6. Moksha (author: Kunal Marathe) is different because the story starts with a court hearing. The character, Arshdeep Verma, has been charged with murdering his wife. At the court, he shares the love story as he tries to explain his actions. What I liked was the strong-willed character Arshdeep, and his interaction with his mother before the marriage. It was done right, with emotional blackmail and such. What I didn’t like was that the turning point comes too soon into the story. The love shown is of a strong one, and the ending is what matters, but the turning point still felt hurried.
7. NCERT of LOVE (authors: Udita Pal & Himanshu Chhabra) is the sweet love story of two kids studying in the 8th standard. A love story told through letters, and that focuses on first love and its innocence. A nice story which leaves me with a smile.
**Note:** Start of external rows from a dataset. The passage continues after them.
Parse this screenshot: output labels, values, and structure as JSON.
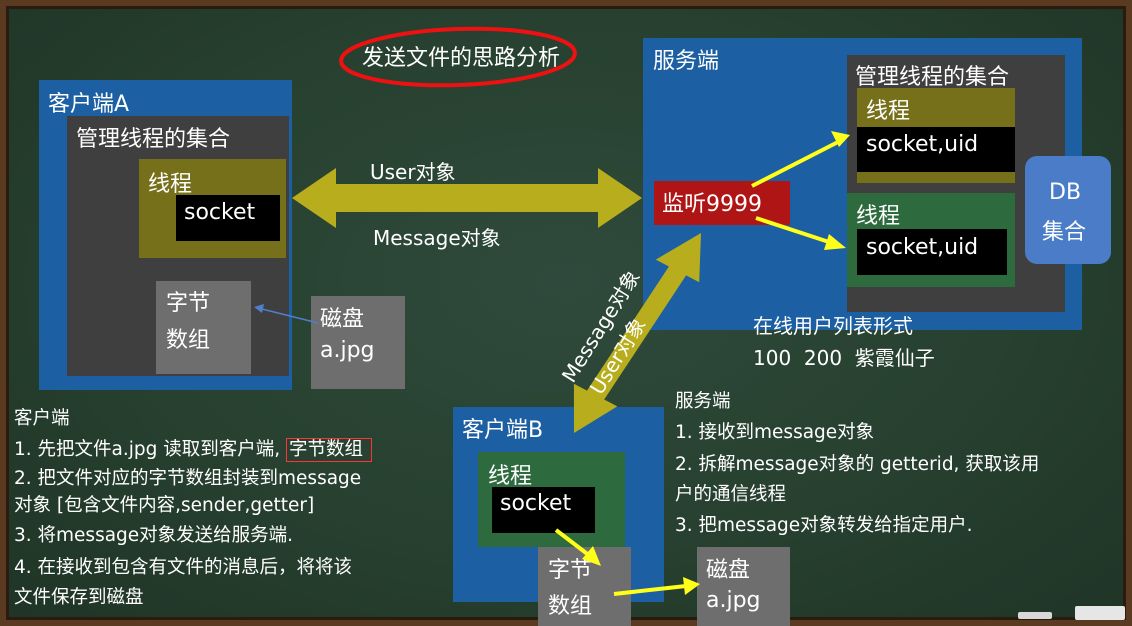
{
  "title": "发送文件的思路分析",
  "client_a": {
    "label": "客户端A",
    "manage": "管理线程的集合",
    "thread": "线程",
    "socket": "socket",
    "bytes_line1": "字节",
    "bytes_line2": "数组",
    "disk_line1": "磁盘",
    "disk_line2": "a.jpg"
  },
  "arrow_labels": {
    "user": "User对象",
    "message": "Message对象",
    "diag_message": "Message对象",
    "diag_user": "User对象"
  },
  "server": {
    "label": "服务端",
    "manage": "管理线程的集合",
    "listen": "监听9999",
    "thread1": "线程",
    "socket1": "socket,uid",
    "thread2": "线程",
    "socket2": "socket,uid",
    "db_line1": "DB",
    "db_line2": "集合",
    "online_title": "在线用户列表形式",
    "online_values": "100  200  紫霞仙子"
  },
  "client_b": {
    "label": "客户端B",
    "thread": "线程",
    "socket": "socket",
    "bytes_line1": "字节",
    "bytes_line2": "数组",
    "disk_line1": "磁盘",
    "disk_line2": "a.jpg"
  },
  "notes_client": {
    "heading": "客户端",
    "l1_prefix": "1. 先把文件a.jpg 读取到客户端, ",
    "l1_highlight": "字节数组",
    "l2": "2. 把文件对应的字节数组封装到message",
    "l3": "对象 [包含文件内容,sender,getter]",
    "l4": "3. 将message对象发送给服务端.",
    "l5": "4. 在接收到包含有文件的消息后，将将该",
    "l6": "文件保存到磁盘"
  },
  "notes_server": {
    "heading": "服务端",
    "l1": "1. 接收到message对象",
    "l2": "2. 拆解message对象的 getterid, 获取该用",
    "l3": "户的通信线程",
    "l4": "3. 把message对象转发给指定用户."
  },
  "colors": {
    "board": "#27402f",
    "frame": "#5a3b22",
    "blue_box": "#1c5fa2",
    "dark_box": "#3f3f3f",
    "olive_thread": "#76701b",
    "green_thread": "#2d6b3f",
    "listen_red": "#b01515",
    "db_blue": "#4a7cc7",
    "arrow_olive": "#b7ad1d",
    "arrow_yellow": "#ffff1a",
    "title_circle": "#ee1111",
    "highlight_border": "#ff3333",
    "small_arrow": "#4f7fc8"
  }
}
8. Hickey (author: Heema Shirvaikar) explores love and the ideas of it, first from the eyes of young Maya, and then her understanding as it grows. When her elder sister returns home for the first time after marriage, Maya finds bruises on her sister. But her sister shrugs them off as marks, stories of love that her husband gifts her, with a sweet pain. The story explores such fake ideas of love that are told to keep domestic abuse a secret, and sends a message out that it is wrong. A story to savor.
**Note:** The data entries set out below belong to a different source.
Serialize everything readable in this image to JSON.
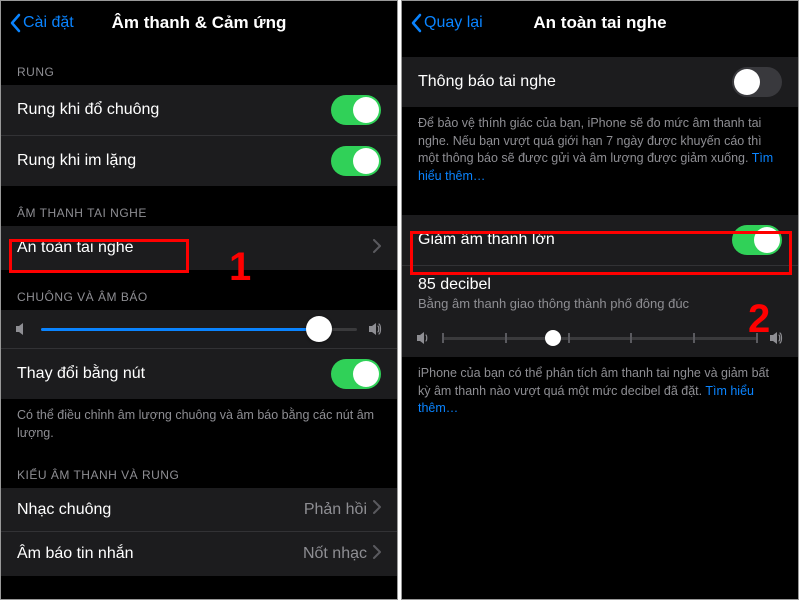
{
  "left": {
    "back_label": "Cài đặt",
    "title": "Âm thanh & Cảm ứng",
    "sections": {
      "vibrate_header": "RUNG",
      "ring_vibrate": "Rung khi đổ chuông",
      "silent_vibrate": "Rung khi im lặng",
      "headphone_header": "ÂM THANH TAI NGHE",
      "headphone_safety": "An toàn tai nghe",
      "ringer_header": "CHUÔNG VÀ ÂM BÁO",
      "change_with_buttons": "Thay đổi bằng nút",
      "ringer_footer": "Có thể điều chỉnh âm lượng chuông và âm báo bằng các nút âm lượng.",
      "sound_patterns_header": "KIỂU ÂM THANH VÀ RUNG",
      "ringtone": "Nhạc chuông",
      "ringtone_value": "Phản hồi",
      "news_sound": "Âm báo tin nhắn",
      "news_sound_value": "Nốt nhạc"
    },
    "switches": {
      "ring_vibrate": true,
      "silent_vibrate": true,
      "change_with_buttons": true
    },
    "ringer_slider_pct": 88,
    "annotation_number": "1"
  },
  "right": {
    "back_label": "Quay lại",
    "title": "An toàn tai nghe",
    "headphone_notifications": "Thông báo tai nghe",
    "headphone_notifications_on": false,
    "notifications_footer": "Để bảo vệ thính giác của bạn, iPhone sẽ đo mức âm thanh tai nghe. Nếu bạn vượt quá giới hạn 7 ngày được khuyến cáo thì một thông báo sẽ được gửi và âm lượng được giảm xuống.",
    "learn_more": "Tìm hiểu thêm…",
    "reduce_loud": "Giảm âm thanh lớn",
    "reduce_loud_on": true,
    "decibel_title": "85 decibel",
    "decibel_sub": "Bằng âm thanh giao thông thành phố đông đúc",
    "decibel_slider_pct": 35,
    "reduce_footer": "iPhone của bạn có thể phân tích âm thanh tai nghe và giảm bất kỳ âm thanh nào vượt quá một mức decibel đã đặt. ",
    "annotation_number": "2"
  }
}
9. I’ll Be There (author: Ishani Malhotra) is the story of an unexpected love story that happens when Sheena and Sahil meet each other at a resort. It’s nice to read, with the girl playing hard-to-get, because she had just ended a relationship and didn’t want to jump into another one though the guy was handsome and charming. Oh, and the girl is a story writer as well. A nice read.
10. The Woman Who Waited (author: Shalini Katyal) is the story of Madhumita and Ashish, whose love blossomed from a deep friendship, till the latter suddenly broke it off and went away. The girl, refusing to believe the reason, still waited for him to return. I liked the story, but it felt eerily familiar. The poems are quite nice to read and the emotions were brought out well as well.
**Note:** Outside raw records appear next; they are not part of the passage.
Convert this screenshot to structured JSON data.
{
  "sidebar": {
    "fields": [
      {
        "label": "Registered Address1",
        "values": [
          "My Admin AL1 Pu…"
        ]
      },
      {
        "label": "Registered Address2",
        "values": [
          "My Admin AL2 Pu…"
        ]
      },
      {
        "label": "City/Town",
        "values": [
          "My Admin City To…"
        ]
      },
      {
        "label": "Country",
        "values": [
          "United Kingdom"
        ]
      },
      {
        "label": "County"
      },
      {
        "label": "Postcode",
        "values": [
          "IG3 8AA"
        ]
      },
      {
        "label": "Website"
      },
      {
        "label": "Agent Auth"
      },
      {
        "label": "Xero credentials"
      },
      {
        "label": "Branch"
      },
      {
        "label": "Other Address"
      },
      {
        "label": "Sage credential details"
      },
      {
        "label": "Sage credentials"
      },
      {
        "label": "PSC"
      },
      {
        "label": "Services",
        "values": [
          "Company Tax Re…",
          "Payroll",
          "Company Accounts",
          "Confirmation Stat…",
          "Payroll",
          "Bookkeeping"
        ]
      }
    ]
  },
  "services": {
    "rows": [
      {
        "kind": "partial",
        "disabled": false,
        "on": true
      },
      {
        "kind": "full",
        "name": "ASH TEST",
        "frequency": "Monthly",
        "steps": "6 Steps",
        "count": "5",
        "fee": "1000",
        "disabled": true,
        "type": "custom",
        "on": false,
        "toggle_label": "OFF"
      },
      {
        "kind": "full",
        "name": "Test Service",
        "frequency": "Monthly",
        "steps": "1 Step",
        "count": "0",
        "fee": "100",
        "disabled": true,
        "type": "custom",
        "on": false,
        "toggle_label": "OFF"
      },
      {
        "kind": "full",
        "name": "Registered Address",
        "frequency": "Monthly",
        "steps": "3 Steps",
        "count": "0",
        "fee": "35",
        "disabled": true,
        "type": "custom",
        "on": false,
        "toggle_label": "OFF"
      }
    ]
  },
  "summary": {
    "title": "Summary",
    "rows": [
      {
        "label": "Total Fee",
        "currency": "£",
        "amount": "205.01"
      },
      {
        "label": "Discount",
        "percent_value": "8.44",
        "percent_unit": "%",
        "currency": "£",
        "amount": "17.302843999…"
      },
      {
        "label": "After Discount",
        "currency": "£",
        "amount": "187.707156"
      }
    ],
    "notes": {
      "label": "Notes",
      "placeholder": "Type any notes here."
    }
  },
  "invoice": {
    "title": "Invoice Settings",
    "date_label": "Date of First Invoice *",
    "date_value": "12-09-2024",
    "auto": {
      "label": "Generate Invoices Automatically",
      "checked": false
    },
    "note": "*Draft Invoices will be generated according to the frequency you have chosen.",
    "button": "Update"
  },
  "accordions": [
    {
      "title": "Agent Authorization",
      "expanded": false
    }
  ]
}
11. When Destiny Strikes (author: Mahi Singla) was a story I liked for the ending, a story about friendship as much as love. The events happen quickly, and are narrated well. I liked the character of Gunjan too.
I think, overall, this set of stories were better than those in the first book (which had just 2 or 3 memorable ones). The editing overall is also better in comparison to the first book, but still can be much better. One thing I didn’t like at all was calling it India’s most loved story book. It’s a good anthology, but not something that would replace beloved books like Chandamama, or Panchatantra or Tinkle etc. The stories explore different kinds of love, but are more straightforward in their approach. I think it’d be good for a journey, because the stories have enough oomph in them to keep you entertained throughout.
In A Gist:
Positives: Cover design, variety of stories, few memorable ones with takeaways as well.
Negatives: Mostly simple and straightforward stories; overall editing and grammar.
Title: Uff Ye Emotions 2
Series: Uff Ye Emotions Anthology #2
Author: Vinit Bansal (editor), Multiple Authors
Genre: Anthology, Love Stories
Publisher: General Press
Price: INR. 140
(24th January, 2014)